INPUT DATA =>
━━━━━━━━━━━━━━━━━━━━━━━━━━━━━━

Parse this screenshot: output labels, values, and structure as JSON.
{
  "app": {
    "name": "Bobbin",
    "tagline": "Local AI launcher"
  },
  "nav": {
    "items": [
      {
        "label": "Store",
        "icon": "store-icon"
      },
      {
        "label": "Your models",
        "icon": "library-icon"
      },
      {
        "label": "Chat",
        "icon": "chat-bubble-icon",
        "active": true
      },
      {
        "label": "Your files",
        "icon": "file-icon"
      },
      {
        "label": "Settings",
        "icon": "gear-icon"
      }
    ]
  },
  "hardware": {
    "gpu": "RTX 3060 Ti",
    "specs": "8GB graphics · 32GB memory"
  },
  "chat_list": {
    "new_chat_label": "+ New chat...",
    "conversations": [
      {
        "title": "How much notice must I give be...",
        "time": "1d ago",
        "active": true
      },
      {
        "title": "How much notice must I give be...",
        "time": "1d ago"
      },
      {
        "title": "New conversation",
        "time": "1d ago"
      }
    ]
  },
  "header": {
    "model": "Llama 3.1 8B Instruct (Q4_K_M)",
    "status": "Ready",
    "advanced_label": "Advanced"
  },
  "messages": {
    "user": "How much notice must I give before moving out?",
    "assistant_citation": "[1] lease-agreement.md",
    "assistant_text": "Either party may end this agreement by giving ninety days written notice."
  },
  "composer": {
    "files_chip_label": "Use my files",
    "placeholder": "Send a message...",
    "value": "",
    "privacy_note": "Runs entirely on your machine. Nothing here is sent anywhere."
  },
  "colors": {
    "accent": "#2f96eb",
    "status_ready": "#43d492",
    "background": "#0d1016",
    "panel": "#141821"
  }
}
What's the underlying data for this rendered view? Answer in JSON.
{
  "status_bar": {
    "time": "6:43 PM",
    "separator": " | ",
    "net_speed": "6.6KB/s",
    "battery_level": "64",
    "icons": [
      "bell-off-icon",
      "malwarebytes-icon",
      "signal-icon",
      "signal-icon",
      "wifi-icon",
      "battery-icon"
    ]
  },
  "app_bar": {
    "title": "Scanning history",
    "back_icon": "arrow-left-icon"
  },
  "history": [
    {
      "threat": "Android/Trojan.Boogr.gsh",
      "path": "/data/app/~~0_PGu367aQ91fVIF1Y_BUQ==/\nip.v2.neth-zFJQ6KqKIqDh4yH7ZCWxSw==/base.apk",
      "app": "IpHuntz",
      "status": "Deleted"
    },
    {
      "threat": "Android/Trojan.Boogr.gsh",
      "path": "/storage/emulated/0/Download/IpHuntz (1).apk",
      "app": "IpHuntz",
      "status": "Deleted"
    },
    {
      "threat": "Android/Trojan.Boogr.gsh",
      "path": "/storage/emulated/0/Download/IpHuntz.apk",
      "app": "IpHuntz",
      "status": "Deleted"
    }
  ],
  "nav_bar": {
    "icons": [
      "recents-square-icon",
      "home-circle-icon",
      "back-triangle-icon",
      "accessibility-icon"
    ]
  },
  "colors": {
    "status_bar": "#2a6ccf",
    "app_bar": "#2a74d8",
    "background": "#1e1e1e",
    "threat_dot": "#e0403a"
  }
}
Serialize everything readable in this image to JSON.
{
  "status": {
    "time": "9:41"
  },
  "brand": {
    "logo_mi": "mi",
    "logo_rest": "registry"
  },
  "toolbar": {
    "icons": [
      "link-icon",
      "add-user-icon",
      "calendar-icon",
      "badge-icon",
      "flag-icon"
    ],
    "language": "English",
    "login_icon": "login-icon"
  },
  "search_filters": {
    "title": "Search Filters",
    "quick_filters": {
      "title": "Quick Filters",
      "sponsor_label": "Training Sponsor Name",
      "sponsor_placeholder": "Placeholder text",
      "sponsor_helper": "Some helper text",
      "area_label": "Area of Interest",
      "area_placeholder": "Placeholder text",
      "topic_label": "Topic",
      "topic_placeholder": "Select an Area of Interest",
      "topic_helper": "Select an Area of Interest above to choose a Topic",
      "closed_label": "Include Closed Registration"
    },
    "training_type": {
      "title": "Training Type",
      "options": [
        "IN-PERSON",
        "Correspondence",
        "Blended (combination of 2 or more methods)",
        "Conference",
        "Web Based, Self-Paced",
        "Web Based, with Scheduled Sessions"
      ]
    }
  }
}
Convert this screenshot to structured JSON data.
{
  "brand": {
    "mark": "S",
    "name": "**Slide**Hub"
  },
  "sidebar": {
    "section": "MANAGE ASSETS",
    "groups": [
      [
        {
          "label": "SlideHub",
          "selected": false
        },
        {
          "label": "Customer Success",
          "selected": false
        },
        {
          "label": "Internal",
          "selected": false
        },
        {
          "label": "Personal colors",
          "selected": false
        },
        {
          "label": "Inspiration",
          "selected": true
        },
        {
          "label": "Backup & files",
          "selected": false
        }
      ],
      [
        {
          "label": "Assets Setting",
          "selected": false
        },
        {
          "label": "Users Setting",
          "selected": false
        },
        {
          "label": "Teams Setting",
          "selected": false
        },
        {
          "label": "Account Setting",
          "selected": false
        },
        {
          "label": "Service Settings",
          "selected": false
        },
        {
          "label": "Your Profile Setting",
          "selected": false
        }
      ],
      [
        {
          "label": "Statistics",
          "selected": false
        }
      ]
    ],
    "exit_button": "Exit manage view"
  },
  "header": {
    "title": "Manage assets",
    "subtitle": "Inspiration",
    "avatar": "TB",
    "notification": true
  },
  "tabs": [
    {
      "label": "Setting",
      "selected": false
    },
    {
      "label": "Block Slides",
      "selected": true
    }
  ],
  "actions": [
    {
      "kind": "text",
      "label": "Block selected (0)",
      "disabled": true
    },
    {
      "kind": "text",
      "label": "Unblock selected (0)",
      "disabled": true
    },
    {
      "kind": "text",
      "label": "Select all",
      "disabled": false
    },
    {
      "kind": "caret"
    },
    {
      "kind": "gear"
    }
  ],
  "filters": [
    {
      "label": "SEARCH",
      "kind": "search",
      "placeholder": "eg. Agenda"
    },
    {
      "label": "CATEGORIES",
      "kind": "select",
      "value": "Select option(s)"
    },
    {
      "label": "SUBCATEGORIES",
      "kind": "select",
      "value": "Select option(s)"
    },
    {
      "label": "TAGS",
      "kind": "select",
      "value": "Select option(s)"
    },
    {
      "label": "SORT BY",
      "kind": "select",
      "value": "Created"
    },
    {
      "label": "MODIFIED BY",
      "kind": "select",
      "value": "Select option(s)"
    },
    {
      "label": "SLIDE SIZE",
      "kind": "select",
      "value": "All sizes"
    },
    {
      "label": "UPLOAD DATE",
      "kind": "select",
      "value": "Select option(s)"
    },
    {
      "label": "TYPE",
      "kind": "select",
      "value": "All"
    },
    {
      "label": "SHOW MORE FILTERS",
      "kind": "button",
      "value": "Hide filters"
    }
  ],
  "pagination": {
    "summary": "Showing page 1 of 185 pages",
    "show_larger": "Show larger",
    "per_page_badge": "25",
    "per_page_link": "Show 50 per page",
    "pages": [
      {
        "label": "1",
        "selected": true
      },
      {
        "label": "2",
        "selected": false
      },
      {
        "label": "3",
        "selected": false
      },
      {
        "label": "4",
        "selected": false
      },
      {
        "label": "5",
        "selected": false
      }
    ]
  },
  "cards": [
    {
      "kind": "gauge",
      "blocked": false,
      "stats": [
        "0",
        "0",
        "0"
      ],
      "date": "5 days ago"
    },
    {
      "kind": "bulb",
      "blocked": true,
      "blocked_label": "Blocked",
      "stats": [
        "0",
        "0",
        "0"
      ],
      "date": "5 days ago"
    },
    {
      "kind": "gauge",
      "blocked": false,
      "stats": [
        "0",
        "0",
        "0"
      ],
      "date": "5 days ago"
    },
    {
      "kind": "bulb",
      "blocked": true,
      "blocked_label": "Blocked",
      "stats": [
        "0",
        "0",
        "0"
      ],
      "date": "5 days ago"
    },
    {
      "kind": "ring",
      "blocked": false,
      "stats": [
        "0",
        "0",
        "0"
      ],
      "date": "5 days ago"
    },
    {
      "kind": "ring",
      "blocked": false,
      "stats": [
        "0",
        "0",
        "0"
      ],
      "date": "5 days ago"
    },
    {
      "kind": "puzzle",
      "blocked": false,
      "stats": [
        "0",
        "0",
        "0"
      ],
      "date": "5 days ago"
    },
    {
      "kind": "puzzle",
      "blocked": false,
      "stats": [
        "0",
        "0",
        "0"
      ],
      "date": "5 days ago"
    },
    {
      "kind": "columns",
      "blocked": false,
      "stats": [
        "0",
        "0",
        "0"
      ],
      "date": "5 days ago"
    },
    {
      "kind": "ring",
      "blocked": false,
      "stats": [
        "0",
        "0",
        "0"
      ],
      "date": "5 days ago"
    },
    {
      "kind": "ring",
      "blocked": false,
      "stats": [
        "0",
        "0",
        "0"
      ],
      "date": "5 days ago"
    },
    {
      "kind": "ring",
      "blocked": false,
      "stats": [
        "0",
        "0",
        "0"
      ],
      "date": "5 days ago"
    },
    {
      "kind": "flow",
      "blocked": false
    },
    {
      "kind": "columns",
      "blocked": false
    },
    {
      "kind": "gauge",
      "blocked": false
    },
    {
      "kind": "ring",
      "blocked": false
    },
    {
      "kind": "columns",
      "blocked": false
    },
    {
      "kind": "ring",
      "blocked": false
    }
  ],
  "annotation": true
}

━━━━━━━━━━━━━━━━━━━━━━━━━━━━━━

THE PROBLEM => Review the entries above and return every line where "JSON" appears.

EXERCISE RESPONSE =>
Parse this screenshot: output labels, values, and structure as JSON.
What's the underlying data for this rendered view? Answer in JSON.
Serialize everything readable in this image to JSON.
Convert this screenshot to structured JSON data.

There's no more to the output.